PROVIDED ENTRIES Block Start

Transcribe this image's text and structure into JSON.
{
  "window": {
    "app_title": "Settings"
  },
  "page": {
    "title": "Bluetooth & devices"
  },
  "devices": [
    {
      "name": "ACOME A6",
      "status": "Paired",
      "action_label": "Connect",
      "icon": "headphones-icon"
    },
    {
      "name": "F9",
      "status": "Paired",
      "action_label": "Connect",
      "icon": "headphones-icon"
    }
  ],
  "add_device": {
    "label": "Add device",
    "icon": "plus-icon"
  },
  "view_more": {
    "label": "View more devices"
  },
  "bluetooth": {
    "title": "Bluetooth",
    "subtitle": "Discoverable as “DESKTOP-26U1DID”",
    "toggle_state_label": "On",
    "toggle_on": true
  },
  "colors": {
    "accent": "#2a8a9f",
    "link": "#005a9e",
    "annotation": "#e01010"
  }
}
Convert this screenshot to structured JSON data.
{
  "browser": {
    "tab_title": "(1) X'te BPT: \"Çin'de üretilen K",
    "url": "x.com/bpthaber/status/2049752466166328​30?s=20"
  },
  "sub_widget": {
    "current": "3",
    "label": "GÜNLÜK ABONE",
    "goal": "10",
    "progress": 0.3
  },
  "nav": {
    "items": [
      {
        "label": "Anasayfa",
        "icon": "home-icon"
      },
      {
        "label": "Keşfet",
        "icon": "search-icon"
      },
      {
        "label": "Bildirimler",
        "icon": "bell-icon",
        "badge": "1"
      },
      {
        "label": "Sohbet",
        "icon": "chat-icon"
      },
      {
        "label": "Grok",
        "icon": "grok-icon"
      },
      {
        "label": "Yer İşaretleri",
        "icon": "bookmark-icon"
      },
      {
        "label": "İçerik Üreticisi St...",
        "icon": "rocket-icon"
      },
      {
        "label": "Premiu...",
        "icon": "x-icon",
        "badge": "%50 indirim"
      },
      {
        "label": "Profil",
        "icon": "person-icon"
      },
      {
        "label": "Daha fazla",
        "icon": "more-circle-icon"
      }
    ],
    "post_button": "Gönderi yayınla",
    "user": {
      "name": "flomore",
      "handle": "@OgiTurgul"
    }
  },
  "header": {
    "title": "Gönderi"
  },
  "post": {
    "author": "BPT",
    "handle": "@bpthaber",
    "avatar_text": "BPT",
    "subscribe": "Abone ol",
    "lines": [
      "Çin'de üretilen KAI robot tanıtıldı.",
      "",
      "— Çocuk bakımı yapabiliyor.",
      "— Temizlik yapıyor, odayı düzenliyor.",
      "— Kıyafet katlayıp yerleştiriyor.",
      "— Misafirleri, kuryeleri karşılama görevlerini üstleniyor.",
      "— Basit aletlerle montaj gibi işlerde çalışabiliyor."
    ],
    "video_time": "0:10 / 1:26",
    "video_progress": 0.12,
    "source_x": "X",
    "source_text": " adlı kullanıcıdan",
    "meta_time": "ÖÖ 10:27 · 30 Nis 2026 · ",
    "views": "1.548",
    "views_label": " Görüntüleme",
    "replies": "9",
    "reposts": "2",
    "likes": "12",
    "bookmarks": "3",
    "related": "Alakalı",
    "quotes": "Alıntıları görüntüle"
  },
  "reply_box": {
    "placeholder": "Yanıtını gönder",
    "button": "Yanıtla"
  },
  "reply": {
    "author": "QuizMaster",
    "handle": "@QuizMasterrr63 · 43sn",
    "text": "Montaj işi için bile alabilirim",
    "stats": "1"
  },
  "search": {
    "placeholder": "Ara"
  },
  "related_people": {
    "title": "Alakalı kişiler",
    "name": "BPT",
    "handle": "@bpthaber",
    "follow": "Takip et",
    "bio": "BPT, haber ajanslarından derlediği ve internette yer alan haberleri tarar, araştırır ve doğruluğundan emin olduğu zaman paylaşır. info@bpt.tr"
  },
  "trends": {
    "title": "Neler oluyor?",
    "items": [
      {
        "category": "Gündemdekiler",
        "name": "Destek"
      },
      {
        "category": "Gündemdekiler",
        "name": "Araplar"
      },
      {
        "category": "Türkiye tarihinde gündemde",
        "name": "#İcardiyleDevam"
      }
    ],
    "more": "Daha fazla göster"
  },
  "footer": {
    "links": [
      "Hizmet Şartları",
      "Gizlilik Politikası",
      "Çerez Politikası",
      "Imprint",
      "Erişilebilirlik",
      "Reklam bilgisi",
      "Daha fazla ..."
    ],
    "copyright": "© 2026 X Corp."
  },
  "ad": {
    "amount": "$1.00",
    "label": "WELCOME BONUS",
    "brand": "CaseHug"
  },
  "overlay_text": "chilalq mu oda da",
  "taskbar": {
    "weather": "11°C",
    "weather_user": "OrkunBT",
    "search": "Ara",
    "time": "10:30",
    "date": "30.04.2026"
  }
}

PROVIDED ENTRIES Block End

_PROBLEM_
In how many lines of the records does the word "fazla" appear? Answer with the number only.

_THE COMPLETED TASK_
3